-------- Supplied material

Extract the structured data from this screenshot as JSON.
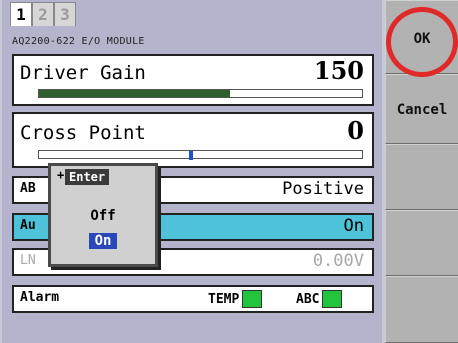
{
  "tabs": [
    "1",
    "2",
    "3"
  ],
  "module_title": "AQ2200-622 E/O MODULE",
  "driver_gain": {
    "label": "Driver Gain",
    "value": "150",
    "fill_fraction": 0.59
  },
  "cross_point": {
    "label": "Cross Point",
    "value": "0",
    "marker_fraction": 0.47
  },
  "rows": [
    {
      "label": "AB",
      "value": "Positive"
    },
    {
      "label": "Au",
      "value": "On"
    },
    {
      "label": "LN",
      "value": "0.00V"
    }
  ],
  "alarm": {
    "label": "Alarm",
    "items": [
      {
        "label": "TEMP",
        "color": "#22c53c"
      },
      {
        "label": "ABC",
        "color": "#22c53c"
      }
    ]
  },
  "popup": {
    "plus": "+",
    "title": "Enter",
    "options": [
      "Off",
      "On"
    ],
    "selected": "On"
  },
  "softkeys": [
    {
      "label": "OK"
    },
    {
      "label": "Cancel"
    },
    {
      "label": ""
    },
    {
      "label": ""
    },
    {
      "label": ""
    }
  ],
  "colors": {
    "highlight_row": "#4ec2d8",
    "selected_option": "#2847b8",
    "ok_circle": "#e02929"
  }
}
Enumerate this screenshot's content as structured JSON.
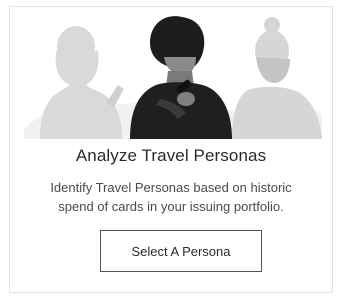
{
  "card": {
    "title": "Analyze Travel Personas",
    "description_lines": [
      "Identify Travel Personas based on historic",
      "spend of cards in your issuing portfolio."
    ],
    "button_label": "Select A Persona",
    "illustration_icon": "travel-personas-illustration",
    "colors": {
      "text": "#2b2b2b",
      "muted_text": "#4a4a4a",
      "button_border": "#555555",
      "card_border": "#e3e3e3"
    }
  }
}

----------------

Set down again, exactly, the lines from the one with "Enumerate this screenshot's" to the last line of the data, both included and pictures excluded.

**The completed task**:
Enumerate this screenshot's content as structured JSON.
{
  "card": {
    "title": "Analyze Travel Personas",
    "description_lines": [
      "Identify Travel Personas based on historic",
      "spend of cards in your issuing portfolio."
    ],
    "button_label": "Select A Persona",
    "illustration_icon": "travel-personas-illustration",
    "colors": {
      "text": "#2b2b2b",
      "muted_text": "#4a4a4a",
      "button_border": "#555555",
      "card_border": "#e3e3e3"
    }
  }
}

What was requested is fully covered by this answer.